Haldir hung up his sword and turned, his face still slightly pinkish. He gave Rumil a wicked glance as if it was somehow his fault Haldir had picked an argument with their father.
"These ladies are here as my guests," their mother said. "We've had a lovely afternoon. We were waiting for you to return so you could enjoy a song accompanied by my newly tuned lute."
Their father looked at Haldir and teased, "You sent your mother to invite her?"
That mocking disappointment had done it. Haldir took one look at the awkward, dolled up lady sitting there with her eyes on her lap and covered his nervousness with a laugh.
"I did no such thing...These busybodies have put together a scheme on their own to have me seduced by that voice of hers. It will not work, mother. I enjoy the singers of songs only as much as I do frivolous fruit cakes... they are a pleasurable distraction from duties, but not for considerable consumption by training guardians."
Rumil closed his eyes in shame and for the pain this would bring their guests.
"Haldir," their mother started, but their father broke in with a good laugh at his son.
Muriel was up with a jerk from her mother pulling on her arm. "My daughter and I were flattered by your invitation, m'lady," she said. "But I can see the level of our welcome has fallen with the arrival of your husband and eldest. We will intrude no further. Good day."
She then dragged her daughter out in hurried steps.
Rumil gave Haldir two moments to decide what he should do and then guessed it was hopeless. On his way to the door, their father snapped at him.
"Let them go, Rumil," he said. "Even if Haldir was interested in that flighty little sprite, we do not need any more overly sensitive types in this house; you are plenty enough for your mother to pamper."
Rumil turned to his mother who said to him, "Go make it right, if you can."
As he left, Rumil heard his father chastise her in desperate defeat, "Fieniel! Why must you always undermine me?"
He caught up with the two ladies at the bottom of the stairs and it was clear Muriel was as broken as her mother was humiliated.
"Please wait," he called when they rushed away from him. Muriel stared at the ground while her mother darted her eyes into him as if challenging him to apologize well enough.
"My brother is ignorant, but he does not understand how cruel his jesting can be." He then directed his comment to the weeping one. "He has taken notice of you, Muriel." She lifted her eyes to him and he said, "He will be livid with me for saying it, but until tonight he thought his interest only went one way and is not accustomed to being the pursuer. He has only ever been pursued. I hope for his sake that you can forgive him?"

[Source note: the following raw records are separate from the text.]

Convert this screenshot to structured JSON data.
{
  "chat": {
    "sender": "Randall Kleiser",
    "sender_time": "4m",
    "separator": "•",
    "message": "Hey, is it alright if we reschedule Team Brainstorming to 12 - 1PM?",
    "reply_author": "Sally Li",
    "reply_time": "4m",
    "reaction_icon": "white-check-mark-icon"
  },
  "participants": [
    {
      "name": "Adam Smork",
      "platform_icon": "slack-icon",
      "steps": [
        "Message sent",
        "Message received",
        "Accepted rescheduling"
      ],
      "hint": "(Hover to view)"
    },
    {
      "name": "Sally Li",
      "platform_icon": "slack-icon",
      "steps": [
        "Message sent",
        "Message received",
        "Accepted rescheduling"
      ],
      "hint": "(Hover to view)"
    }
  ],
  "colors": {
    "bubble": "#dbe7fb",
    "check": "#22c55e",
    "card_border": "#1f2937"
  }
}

"Of course she does not," Muriel's mother said; though the light in her eyes betrayed that she spoke in empty threats. "And after today he will have a lot of making up to do if he wants to earn it!"
"If we invited you again, would you come?" Rumil asked, looking only at the young lady. She shook her head and her mother led her off.
After that, Rumil determined himself not to dignify Haldir's behavior with any sort of correction. He had lost out this time, it was his own fault and Rumil was tired of being tutor to a tool. For three days he refused to speak to his eldest brother and his mother never once urged him to forgive; neither did Haldir ask for it.
But then something most wonderful happened... his brother actually had to face the unpleasant consequences for his behavior!
He came home from his late night excursion and drew near to where Rumil was already resting in the loft.
"She quit! She's stopped singing, Rumil. I asked the choir director and it isn't just practice she has stopped going to, but her lessons as well! Do you think I did that? I did, didn't I?"
The tragedy of it struck him only slightly next to the enjoyment of hearing his brother suffer over it.
"You have to help me make it right... it isn't fair to her! Or to any of us who enjoy her!"
Rumil opened his eyes and turned to see his brother was sincerely grieving. Had he actually found something he cared about more than himself; and had he actually learned something?
"Please," Haldir said. "Forgive me and tell me what to do..."